** MATERIAL FOR THIS TASK follows **
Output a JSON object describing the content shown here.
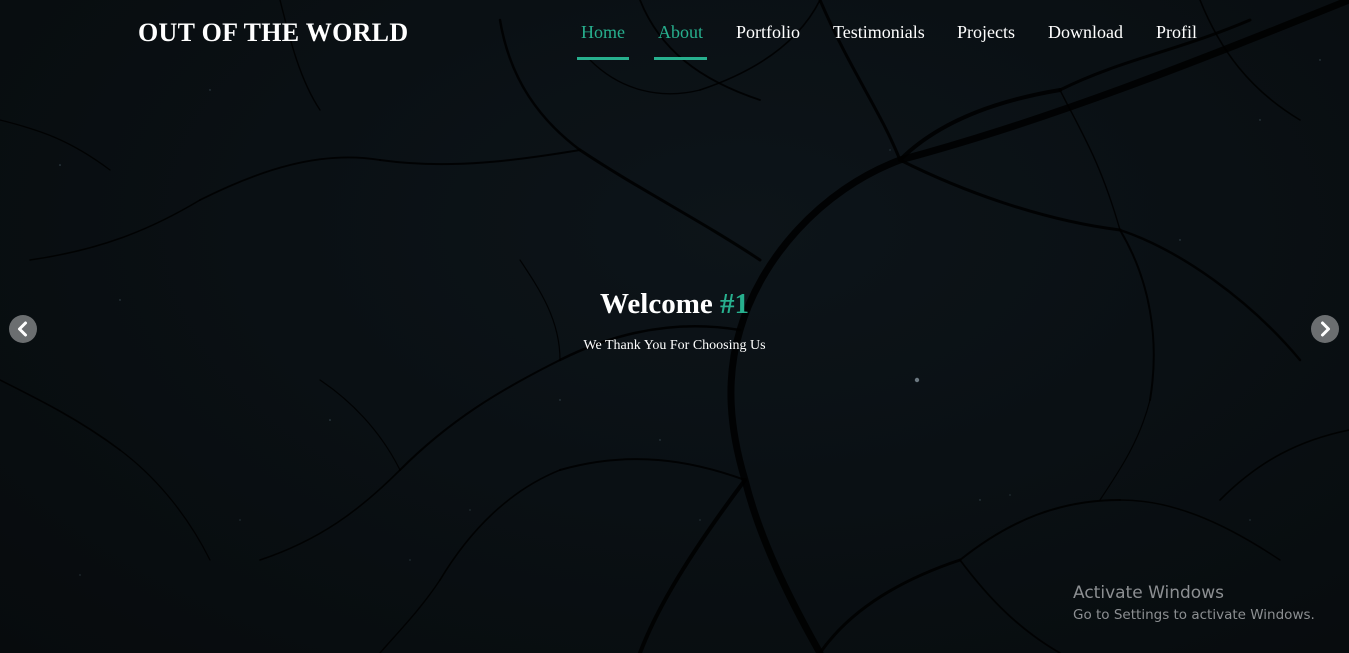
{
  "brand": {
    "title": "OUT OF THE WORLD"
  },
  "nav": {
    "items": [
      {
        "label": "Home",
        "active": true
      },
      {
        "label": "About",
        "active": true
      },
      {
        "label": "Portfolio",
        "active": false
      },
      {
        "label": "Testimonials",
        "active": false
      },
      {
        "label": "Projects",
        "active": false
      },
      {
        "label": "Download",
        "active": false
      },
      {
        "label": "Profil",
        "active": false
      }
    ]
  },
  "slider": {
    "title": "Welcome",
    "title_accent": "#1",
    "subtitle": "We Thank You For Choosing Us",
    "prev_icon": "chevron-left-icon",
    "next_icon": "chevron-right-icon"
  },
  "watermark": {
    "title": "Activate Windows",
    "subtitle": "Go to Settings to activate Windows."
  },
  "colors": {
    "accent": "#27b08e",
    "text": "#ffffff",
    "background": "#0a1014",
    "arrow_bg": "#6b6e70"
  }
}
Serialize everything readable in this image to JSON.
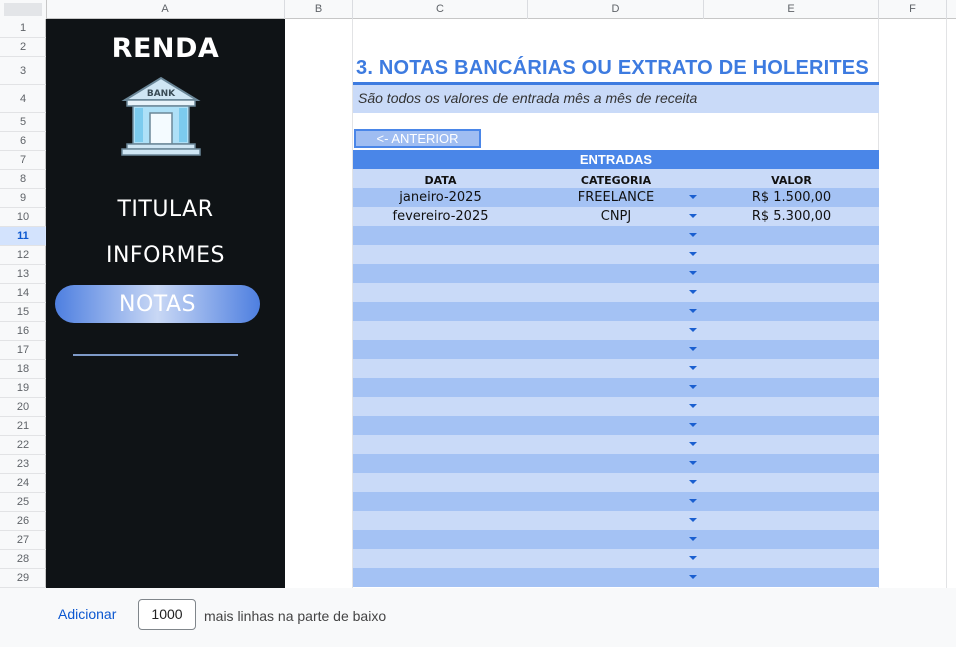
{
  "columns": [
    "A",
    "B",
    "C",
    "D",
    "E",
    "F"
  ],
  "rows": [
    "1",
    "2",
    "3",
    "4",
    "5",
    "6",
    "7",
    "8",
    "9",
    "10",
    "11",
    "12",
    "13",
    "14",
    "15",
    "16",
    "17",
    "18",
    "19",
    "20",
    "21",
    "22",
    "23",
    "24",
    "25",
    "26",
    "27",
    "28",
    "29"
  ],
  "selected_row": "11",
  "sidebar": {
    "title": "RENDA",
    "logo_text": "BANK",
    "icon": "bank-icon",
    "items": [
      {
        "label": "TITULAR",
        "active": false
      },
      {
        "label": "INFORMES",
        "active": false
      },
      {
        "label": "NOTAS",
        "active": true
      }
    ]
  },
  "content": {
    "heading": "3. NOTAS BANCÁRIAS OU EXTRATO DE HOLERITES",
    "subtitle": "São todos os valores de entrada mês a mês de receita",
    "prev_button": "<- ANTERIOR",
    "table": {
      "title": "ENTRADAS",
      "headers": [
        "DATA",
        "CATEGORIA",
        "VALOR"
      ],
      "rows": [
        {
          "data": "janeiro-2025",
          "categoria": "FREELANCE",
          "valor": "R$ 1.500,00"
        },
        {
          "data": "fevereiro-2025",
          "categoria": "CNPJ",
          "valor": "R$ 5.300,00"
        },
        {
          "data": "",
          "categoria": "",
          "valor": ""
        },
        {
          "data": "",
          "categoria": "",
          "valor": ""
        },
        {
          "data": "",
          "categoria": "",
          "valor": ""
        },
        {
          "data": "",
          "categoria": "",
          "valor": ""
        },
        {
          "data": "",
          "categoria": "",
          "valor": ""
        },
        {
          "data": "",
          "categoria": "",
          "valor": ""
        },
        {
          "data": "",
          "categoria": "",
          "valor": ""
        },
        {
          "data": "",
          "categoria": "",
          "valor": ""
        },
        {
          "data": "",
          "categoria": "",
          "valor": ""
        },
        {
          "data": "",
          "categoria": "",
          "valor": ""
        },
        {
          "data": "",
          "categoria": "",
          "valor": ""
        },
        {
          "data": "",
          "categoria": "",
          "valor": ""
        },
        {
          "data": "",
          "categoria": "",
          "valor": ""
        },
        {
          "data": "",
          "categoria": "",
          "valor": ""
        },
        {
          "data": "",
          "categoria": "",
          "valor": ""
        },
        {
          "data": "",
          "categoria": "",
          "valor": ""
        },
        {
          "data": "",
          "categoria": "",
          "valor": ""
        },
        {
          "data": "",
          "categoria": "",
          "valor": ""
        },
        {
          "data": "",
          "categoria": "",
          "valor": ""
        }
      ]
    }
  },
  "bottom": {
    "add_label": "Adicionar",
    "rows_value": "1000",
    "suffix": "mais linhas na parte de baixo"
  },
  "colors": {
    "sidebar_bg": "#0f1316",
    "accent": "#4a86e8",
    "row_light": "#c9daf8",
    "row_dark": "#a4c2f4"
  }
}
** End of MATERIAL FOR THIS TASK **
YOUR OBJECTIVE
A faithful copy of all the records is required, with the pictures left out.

PROBLEM SOLUTION
Output a JSON object describing the content shown here.
{
  "brand": {
    "title": "OUT OF THE WORLD"
  },
  "nav": {
    "items": [
      {
        "label": "Home",
        "active": true
      },
      {
        "label": "About",
        "active": true
      },
      {
        "label": "Portfolio",
        "active": false
      },
      {
        "label": "Testimonials",
        "active": false
      },
      {
        "label": "Projects",
        "active": false
      },
      {
        "label": "Download",
        "active": false
      },
      {
        "label": "Profil",
        "active": false
      }
    ]
  },
  "slider": {
    "title": "Welcome",
    "title_accent": "#1",
    "subtitle": "We Thank You For Choosing Us",
    "prev_icon": "chevron-left-icon",
    "next_icon": "chevron-right-icon"
  },
  "watermark": {
    "title": "Activate Windows",
    "subtitle": "Go to Settings to activate Windows."
  },
  "colors": {
    "accent": "#27b08e",
    "text": "#ffffff",
    "background": "#0a1014",
    "arrow_bg": "#6b6e70"
  }
}
Serialize everything readable in this image to JSON.
{
  "columns": [
    "A",
    "B",
    "C",
    "D",
    "E",
    "F"
  ],
  "rows": [
    "1",
    "2",
    "3",
    "4",
    "5",
    "6",
    "7",
    "8",
    "9",
    "10",
    "11",
    "12",
    "13",
    "14",
    "15",
    "16",
    "17",
    "18",
    "19",
    "20",
    "21",
    "22",
    "23",
    "24",
    "25",
    "26",
    "27",
    "28",
    "29"
  ],
  "selected_row": "11",
  "sidebar": {
    "title": "RENDA",
    "logo_text": "BANK",
    "icon": "bank-icon",
    "items": [
      {
        "label": "TITULAR",
        "active": false
      },
      {
        "label": "INFORMES",
        "active": false
      },
      {
        "label": "NOTAS",
        "active": true
      }
    ]
  },
  "content": {
    "heading": "3. NOTAS BANCÁRIAS OU EXTRATO DE HOLERITES",
    "subtitle": "São todos os valores de entrada mês a mês de receita",
    "prev_button": "<- ANTERIOR",
    "table": {
      "title": "ENTRADAS",
      "headers": [
        "DATA",
        "CATEGORIA",
        "VALOR"
      ],
      "rows": [
        {
          "data": "janeiro-2025",
          "categoria": "FREELANCE",
          "valor": "R$ 1.500,00"
        },
        {
          "data": "fevereiro-2025",
          "categoria": "CNPJ",
          "valor": "R$ 5.300,00"
        },
        {
          "data": "",
          "categoria": "",
          "valor": ""
        },
        {
          "data": "",
          "categoria": "",
          "valor": ""
        },
        {
          "data": "",
          "categoria": "",
          "valor": ""
        },
        {
          "data": "",
          "categoria": "",
          "valor": ""
        },
        {
          "data": "",
          "categoria": "",
          "valor": ""
        },
        {
          "data": "",
          "categoria": "",
          "valor": ""
        },
        {
          "data": "",
          "categoria": "",
          "valor": ""
        },
        {
          "data": "",
          "categoria": "",
          "valor": ""
        },
        {
          "data": "",
          "categoria": "",
          "valor": ""
        },
        {
          "data": "",
          "categoria": "",
          "valor": ""
        },
        {
          "data": "",
          "categoria": "",
          "valor": ""
        },
        {
          "data": "",
          "categoria": "",
          "valor": ""
        },
        {
          "data": "",
          "categoria": "",
          "valor": ""
        },
        {
          "data": "",
          "categoria": "",
          "valor": ""
        },
        {
          "data": "",
          "categoria": "",
          "valor": ""
        },
        {
          "data": "",
          "categoria": "",
          "valor": ""
        },
        {
          "data": "",
          "categoria": "",
          "valor": ""
        },
        {
          "data": "",
          "categoria": "",
          "valor": ""
        },
        {
          "data": "",
          "categoria": "",
          "valor": ""
        }
      ]
    }
  },
  "bottom": {
    "add_label": "Adicionar",
    "rows_value": "1000",
    "suffix": "mais linhas na parte de baixo"
  },
  "colors": {
    "sidebar_bg": "#0f1316",
    "accent": "#4a86e8",
    "row_light": "#c9daf8",
    "row_dark": "#a4c2f4"
  }
}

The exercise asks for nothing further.